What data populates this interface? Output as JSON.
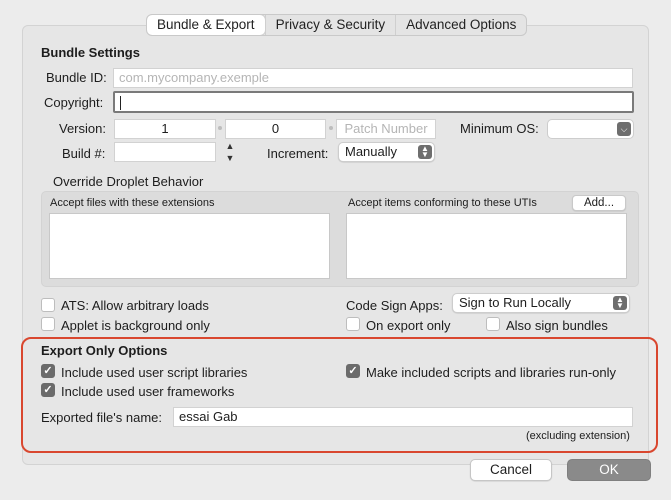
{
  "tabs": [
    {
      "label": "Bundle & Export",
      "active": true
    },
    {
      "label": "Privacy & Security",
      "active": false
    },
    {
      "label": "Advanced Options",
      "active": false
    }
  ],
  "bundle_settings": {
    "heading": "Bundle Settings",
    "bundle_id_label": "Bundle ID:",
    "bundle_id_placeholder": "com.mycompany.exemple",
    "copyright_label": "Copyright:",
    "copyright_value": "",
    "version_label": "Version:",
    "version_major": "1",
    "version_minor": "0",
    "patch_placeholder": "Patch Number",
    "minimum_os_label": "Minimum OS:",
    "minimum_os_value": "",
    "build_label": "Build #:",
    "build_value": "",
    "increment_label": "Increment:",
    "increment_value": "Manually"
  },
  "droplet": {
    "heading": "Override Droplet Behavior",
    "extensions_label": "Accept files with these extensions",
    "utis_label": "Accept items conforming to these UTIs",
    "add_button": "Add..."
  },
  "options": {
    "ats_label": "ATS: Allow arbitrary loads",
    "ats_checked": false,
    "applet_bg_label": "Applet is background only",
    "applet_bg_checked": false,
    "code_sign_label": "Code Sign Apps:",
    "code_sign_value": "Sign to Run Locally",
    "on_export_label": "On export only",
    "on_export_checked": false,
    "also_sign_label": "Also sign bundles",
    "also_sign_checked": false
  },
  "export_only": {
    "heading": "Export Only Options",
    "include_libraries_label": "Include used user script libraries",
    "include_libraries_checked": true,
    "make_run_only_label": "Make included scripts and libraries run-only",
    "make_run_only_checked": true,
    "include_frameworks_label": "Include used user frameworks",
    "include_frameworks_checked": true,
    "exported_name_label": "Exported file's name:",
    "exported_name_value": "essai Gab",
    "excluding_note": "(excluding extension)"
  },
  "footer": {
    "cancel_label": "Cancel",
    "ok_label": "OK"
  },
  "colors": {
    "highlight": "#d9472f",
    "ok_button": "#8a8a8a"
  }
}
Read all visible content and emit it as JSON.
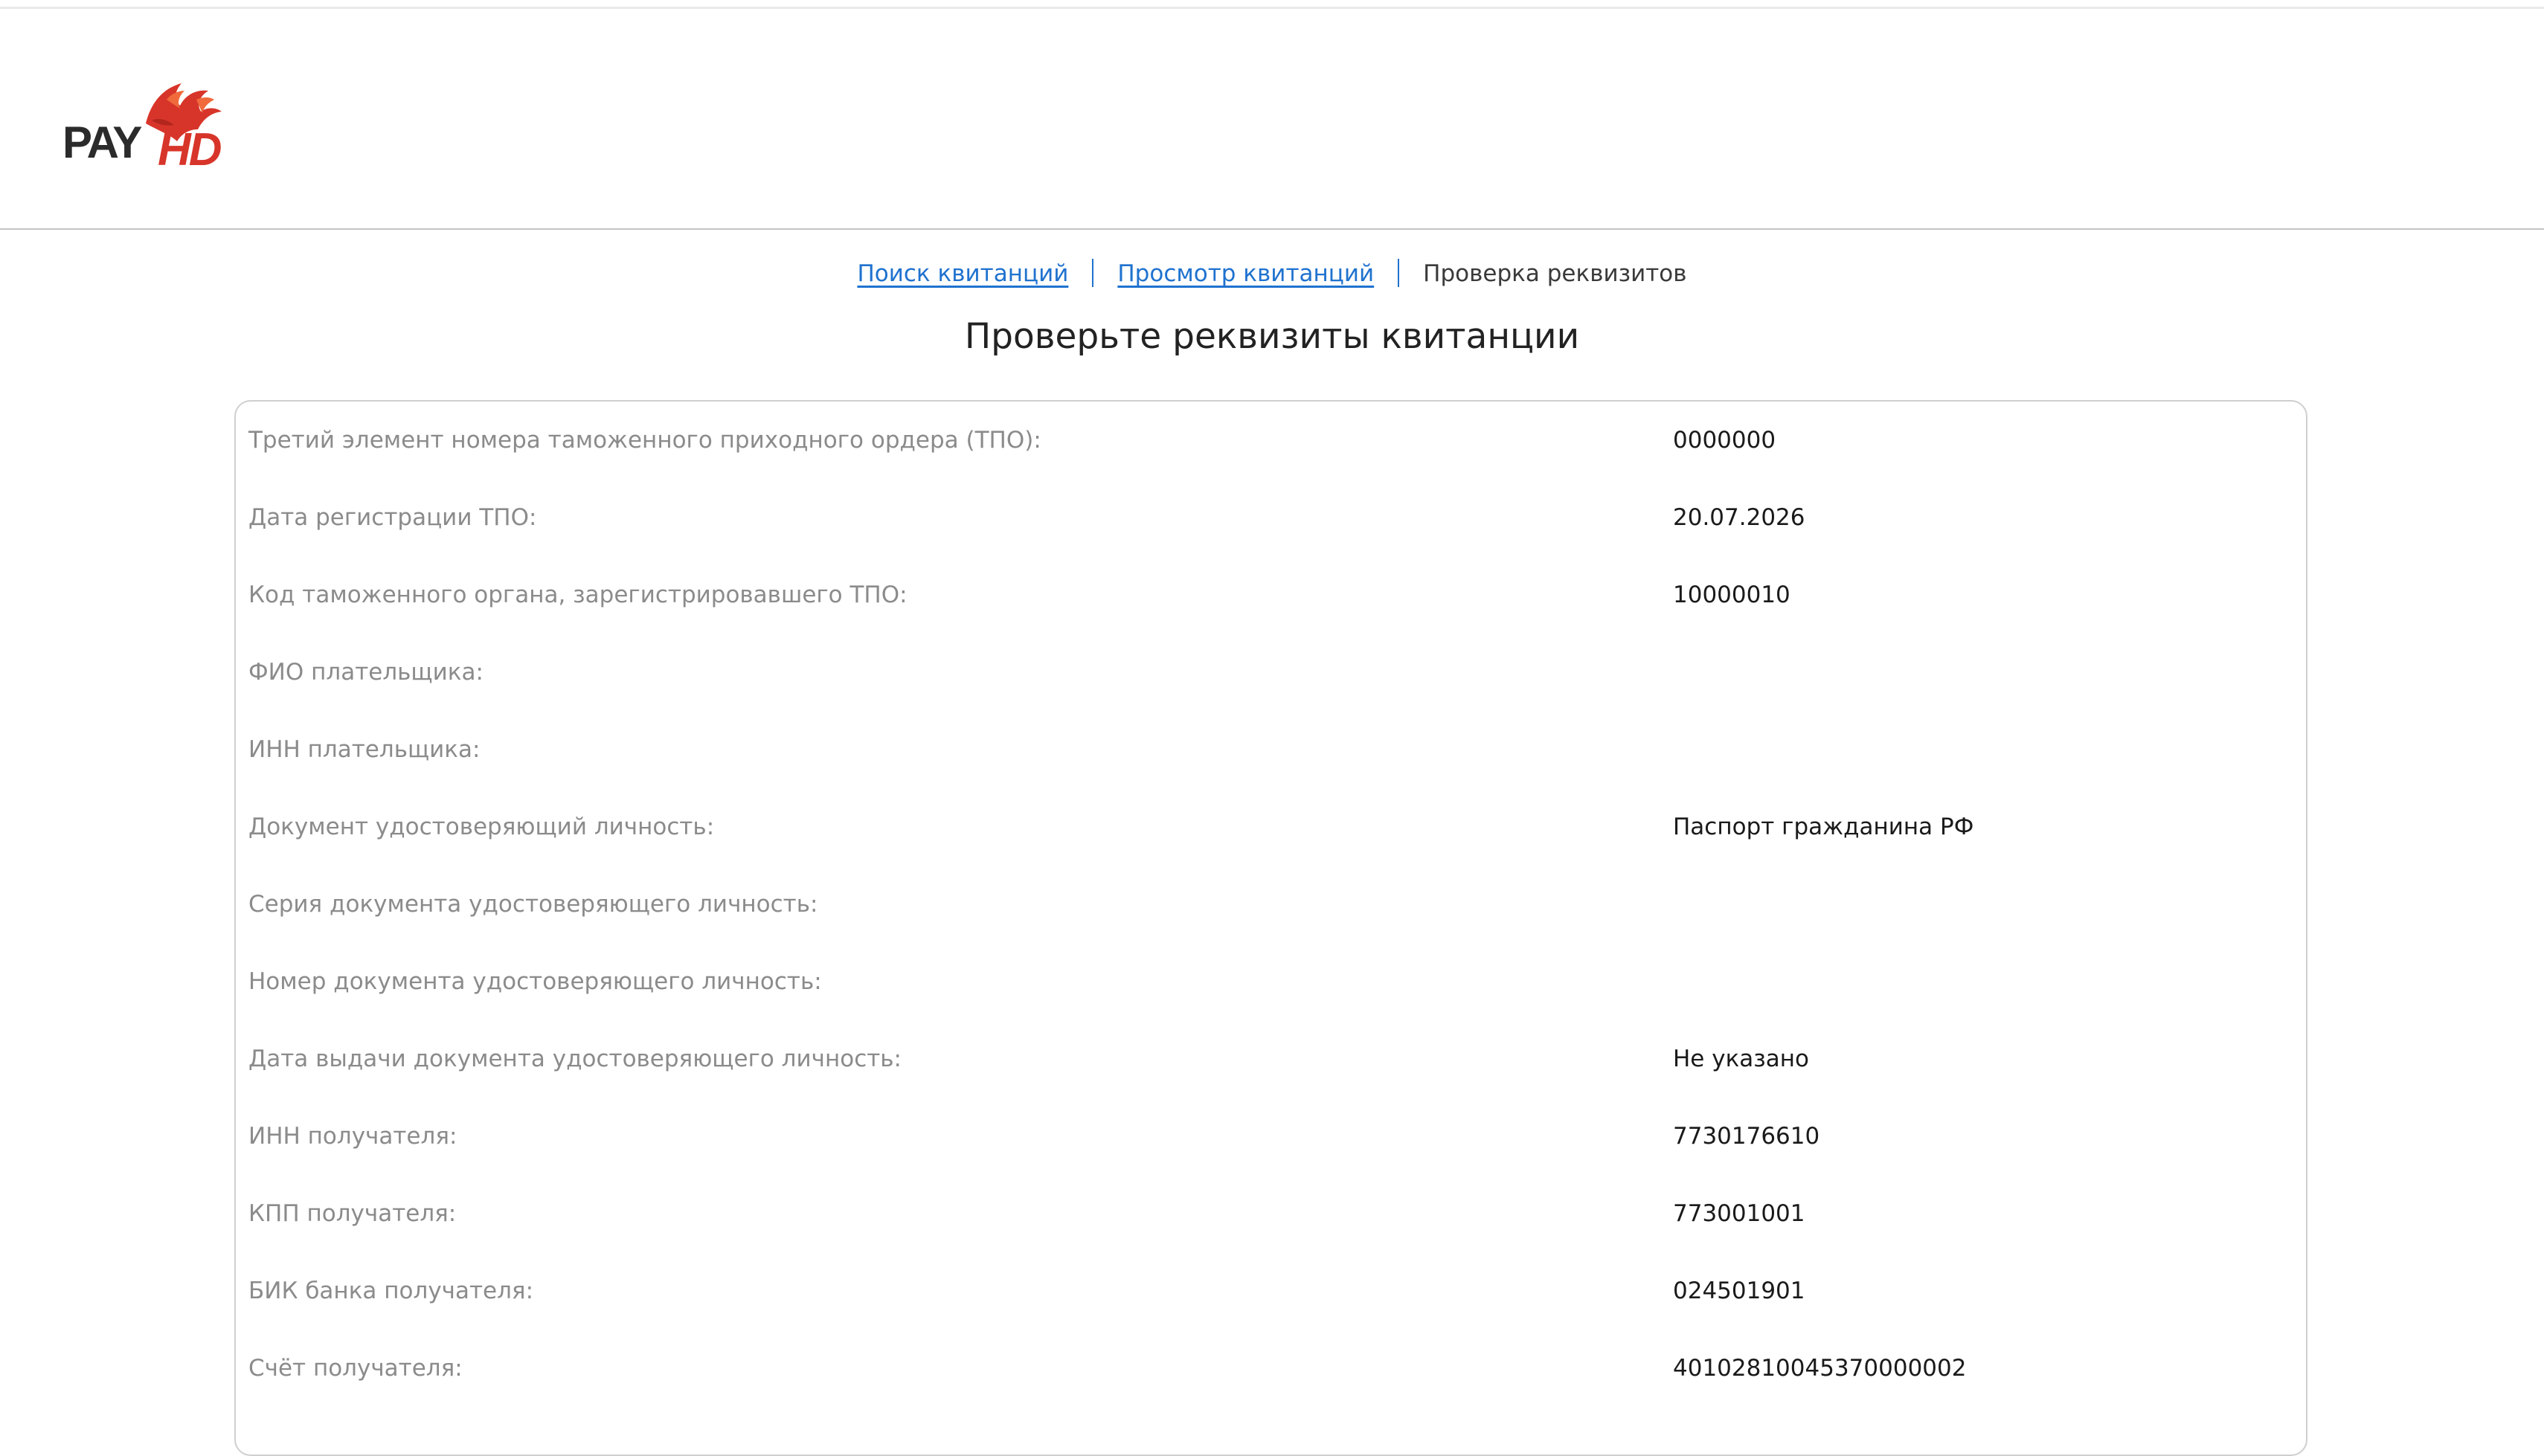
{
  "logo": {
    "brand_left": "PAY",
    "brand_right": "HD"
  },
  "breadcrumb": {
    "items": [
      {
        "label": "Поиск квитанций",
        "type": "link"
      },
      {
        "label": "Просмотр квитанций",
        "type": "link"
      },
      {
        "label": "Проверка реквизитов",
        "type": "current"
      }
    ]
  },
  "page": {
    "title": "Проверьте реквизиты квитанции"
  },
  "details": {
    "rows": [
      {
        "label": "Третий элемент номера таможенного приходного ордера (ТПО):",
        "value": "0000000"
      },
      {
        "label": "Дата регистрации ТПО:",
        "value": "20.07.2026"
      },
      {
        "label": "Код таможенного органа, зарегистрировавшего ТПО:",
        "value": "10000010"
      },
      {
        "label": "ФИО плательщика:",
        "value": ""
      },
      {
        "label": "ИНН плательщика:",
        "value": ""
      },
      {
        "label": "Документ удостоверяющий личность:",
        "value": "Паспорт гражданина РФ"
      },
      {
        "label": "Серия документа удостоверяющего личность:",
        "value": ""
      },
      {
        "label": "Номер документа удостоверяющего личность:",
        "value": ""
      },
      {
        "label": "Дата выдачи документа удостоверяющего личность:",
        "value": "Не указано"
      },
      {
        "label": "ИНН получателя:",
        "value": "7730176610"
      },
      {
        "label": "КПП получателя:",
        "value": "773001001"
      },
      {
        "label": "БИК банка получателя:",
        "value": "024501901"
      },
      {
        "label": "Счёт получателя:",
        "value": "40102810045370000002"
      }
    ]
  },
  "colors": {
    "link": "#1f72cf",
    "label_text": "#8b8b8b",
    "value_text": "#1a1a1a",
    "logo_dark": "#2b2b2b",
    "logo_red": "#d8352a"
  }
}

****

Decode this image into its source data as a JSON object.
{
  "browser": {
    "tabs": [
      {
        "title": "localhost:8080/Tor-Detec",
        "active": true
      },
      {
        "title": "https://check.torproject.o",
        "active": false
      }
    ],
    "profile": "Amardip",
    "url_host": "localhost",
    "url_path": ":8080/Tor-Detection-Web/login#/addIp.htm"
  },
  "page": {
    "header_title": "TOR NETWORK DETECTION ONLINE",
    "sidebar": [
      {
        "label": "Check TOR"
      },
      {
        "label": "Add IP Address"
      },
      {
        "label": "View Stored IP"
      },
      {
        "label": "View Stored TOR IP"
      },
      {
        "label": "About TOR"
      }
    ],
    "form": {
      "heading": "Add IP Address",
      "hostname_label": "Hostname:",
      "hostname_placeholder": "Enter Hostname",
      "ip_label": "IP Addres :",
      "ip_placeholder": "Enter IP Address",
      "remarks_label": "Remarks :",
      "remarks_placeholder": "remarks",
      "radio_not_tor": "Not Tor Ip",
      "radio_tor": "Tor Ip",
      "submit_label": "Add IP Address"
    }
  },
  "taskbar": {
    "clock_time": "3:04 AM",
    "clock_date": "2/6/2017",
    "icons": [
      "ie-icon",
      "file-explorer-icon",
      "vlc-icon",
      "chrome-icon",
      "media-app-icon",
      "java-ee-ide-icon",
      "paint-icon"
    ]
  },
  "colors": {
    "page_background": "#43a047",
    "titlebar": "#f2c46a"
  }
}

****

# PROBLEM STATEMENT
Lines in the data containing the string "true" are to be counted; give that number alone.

# RESPONSE TO THIS EXERCISE
5